EXERCISE |
Complete, exact copies of all entries are needed.

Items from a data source
■ ■ ■ ■ ■

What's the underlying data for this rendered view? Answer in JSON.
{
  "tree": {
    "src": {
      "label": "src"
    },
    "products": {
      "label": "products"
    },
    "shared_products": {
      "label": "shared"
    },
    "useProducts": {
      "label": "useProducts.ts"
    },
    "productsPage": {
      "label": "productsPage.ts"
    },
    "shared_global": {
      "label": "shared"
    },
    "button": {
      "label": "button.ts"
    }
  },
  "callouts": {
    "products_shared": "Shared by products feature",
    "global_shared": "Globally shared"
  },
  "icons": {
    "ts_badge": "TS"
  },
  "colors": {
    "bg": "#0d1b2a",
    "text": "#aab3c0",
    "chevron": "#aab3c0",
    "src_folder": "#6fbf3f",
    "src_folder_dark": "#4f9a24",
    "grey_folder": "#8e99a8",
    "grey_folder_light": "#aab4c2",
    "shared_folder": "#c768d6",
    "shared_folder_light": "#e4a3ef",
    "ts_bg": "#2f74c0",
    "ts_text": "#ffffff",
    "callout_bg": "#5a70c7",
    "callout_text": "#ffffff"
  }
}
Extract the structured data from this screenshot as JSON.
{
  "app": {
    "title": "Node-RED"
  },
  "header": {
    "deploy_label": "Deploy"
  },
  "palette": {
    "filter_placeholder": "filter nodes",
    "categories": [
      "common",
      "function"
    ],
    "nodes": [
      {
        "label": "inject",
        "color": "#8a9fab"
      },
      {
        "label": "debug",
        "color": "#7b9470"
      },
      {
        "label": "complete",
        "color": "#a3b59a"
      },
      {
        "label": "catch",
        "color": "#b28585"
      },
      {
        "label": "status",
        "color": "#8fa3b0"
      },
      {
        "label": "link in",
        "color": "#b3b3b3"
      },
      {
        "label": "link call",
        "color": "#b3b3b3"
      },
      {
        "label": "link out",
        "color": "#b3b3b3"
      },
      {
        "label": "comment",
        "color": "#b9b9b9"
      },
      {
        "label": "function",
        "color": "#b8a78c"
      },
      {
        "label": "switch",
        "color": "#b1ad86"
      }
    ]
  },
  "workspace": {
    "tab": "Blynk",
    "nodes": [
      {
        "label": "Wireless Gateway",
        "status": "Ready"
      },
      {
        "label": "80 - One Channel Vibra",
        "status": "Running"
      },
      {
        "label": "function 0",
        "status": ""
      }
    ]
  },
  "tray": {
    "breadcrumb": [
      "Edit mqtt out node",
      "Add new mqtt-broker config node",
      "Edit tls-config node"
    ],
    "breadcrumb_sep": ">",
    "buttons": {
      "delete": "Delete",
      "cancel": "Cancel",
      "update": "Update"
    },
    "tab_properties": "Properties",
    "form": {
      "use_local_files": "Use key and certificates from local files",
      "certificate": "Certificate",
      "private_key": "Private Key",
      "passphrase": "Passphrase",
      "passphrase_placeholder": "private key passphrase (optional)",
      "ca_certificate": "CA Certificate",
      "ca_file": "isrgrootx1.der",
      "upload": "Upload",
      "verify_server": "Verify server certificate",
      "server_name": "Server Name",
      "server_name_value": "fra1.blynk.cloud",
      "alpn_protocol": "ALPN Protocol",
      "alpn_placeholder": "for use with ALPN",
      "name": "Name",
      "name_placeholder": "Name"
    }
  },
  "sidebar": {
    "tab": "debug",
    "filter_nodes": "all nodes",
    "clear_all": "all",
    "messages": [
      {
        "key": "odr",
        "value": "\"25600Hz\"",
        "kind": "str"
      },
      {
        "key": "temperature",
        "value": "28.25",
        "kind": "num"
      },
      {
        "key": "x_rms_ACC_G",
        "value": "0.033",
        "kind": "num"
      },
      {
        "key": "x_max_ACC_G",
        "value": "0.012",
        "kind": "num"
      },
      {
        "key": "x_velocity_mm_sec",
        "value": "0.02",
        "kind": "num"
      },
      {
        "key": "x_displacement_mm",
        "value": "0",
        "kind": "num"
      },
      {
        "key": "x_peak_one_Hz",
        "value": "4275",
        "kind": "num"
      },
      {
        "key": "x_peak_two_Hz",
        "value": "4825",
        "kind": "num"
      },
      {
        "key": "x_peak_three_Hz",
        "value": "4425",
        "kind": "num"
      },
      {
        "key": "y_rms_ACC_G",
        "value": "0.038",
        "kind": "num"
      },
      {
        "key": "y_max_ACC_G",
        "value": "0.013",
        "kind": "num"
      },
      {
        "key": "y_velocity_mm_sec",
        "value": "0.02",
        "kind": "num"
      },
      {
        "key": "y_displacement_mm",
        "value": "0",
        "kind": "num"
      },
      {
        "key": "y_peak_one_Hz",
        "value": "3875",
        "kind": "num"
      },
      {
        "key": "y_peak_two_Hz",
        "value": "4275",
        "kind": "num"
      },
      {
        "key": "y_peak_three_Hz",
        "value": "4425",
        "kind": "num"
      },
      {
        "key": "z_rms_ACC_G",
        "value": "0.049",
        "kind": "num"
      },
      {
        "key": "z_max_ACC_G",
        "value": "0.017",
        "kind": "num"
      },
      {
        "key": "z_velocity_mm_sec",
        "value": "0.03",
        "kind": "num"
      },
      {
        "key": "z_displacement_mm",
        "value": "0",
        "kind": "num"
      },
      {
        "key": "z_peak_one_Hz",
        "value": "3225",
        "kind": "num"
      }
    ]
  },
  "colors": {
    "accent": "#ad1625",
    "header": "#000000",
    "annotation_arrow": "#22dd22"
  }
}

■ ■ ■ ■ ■

EXERCISE RESPONSE |
What's the underlying data for this rendered view? Answer in JSON.
{
  "tree": {
    "src": {
      "label": "src"
    },
    "products": {
      "label": "products"
    },
    "shared_products": {
      "label": "shared"
    },
    "useProducts": {
      "label": "useProducts.ts"
    },
    "productsPage": {
      "label": "productsPage.ts"
    },
    "shared_global": {
      "label": "shared"
    },
    "button": {
      "label": "button.ts"
    }
  },
  "callouts": {
    "products_shared": "Shared by products feature",
    "global_shared": "Globally shared"
  },
  "icons": {
    "ts_badge": "TS"
  },
  "colors": {
    "bg": "#0d1b2a",
    "text": "#aab3c0",
    "chevron": "#aab3c0",
    "src_folder": "#6fbf3f",
    "src_folder_dark": "#4f9a24",
    "grey_folder": "#8e99a8",
    "grey_folder_light": "#aab4c2",
    "shared_folder": "#c768d6",
    "shared_folder_light": "#e4a3ef",
    "ts_bg": "#2f74c0",
    "ts_text": "#ffffff",
    "callout_bg": "#5a70c7",
    "callout_text": "#ffffff"
  }
}
Extract the structured data from this screenshot as JSON.
{
  "app": {
    "title": "Node-RED"
  },
  "header": {
    "deploy_label": "Deploy"
  },
  "palette": {
    "filter_placeholder": "filter nodes",
    "categories": [
      "common",
      "function"
    ],
    "nodes": [
      {
        "label": "inject",
        "color": "#8a9fab"
      },
      {
        "label": "debug",
        "color": "#7b9470"
      },
      {
        "label": "complete",
        "color": "#a3b59a"
      },
      {
        "label": "catch",
        "color": "#b28585"
      },
      {
        "label": "status",
        "color": "#8fa3b0"
      },
      {
        "label": "link in",
        "color": "#b3b3b3"
      },
      {
        "label": "link call",
        "color": "#b3b3b3"
      },
      {
        "label": "link out",
        "color": "#b3b3b3"
      },
      {
        "label": "comment",
        "color": "#b9b9b9"
      },
      {
        "label": "function",
        "color": "#b8a78c"
      },
      {
        "label": "switch",
        "color": "#b1ad86"
      }
    ]
  },
  "workspace": {
    "tab": "Blynk",
    "nodes": [
      {
        "label": "Wireless Gateway",
        "status": "Ready"
      },
      {
        "label": "80 - One Channel Vibra",
        "status": "Running"
      },
      {
        "label": "function 0",
        "status": ""
      }
    ]
  },
  "tray": {
    "breadcrumb": [
      "Edit mqtt out node",
      "Add new mqtt-broker config node",
      "Edit tls-config node"
    ],
    "breadcrumb_sep": ">",
    "buttons": {
      "delete": "Delete",
      "cancel": "Cancel",
      "update": "Update"
    },
    "tab_properties": "Properties",
    "form": {
      "use_local_files": "Use key and certificates from local files",
      "certificate": "Certificate",
      "private_key": "Private Key",
      "passphrase": "Passphrase",
      "passphrase_placeholder": "private key passphrase (optional)",
      "ca_certificate": "CA Certificate",
      "ca_file": "isrgrootx1.der",
      "upload": "Upload",
      "verify_server": "Verify server certificate",
      "server_name": "Server Name",
      "server_name_value": "fra1.blynk.cloud",
      "alpn_protocol": "ALPN Protocol",
      "alpn_placeholder": "for use with ALPN",
      "name": "Name",
      "name_placeholder": "Name"
    }
  },
  "sidebar": {
    "tab": "debug",
    "filter_nodes": "all nodes",
    "clear_all": "all",
    "messages": [
      {
        "key": "odr",
        "value": "\"25600Hz\"",
        "kind": "str"
      },
      {
        "key": "temperature",
        "value": "28.25",
        "kind": "num"
      },
      {
        "key": "x_rms_ACC_G",
        "value": "0.033",
        "kind": "num"
      },
      {
        "key": "x_max_ACC_G",
        "value": "0.012",
        "kind": "num"
      },
      {
        "key": "x_velocity_mm_sec",
        "value": "0.02",
        "kind": "num"
      },
      {
        "key": "x_displacement_mm",
        "value": "0",
        "kind": "num"
      },
      {
        "key": "x_peak_one_Hz",
        "value": "4275",
        "kind": "num"
      },
      {
        "key": "x_peak_two_Hz",
        "value": "4825",
        "kind": "num"
      },
      {
        "key": "x_peak_three_Hz",
        "value": "4425",
        "kind": "num"
      },
      {
        "key": "y_rms_ACC_G",
        "value": "0.038",
        "kind": "num"
      },
      {
        "key": "y_max_ACC_G",
        "value": "0.013",
        "kind": "num"
      },
      {
        "key": "y_velocity_mm_sec",
        "value": "0.02",
        "kind": "num"
      },
      {
        "key": "y_displacement_mm",
        "value": "0",
        "kind": "num"
      },
      {
        "key": "y_peak_one_Hz",
        "value": "3875",
        "kind": "num"
      },
      {
        "key": "y_peak_two_Hz",
        "value": "4275",
        "kind": "num"
      },
      {
        "key": "y_peak_three_Hz",
        "value": "4425",
        "kind": "num"
      },
      {
        "key": "z_rms_ACC_G",
        "value": "0.049",
        "kind": "num"
      },
      {
        "key": "z_max_ACC_G",
        "value": "0.017",
        "kind": "num"
      },
      {
        "key": "z_velocity_mm_sec",
        "value": "0.03",
        "kind": "num"
      },
      {
        "key": "z_displacement_mm",
        "value": "0",
        "kind": "num"
      },
      {
        "key": "z_peak_one_Hz",
        "value": "3225",
        "kind": "num"
      }
    ]
  },
  "colors": {
    "accent": "#ad1625",
    "header": "#000000",
    "annotation_arrow": "#22dd22"
  }
}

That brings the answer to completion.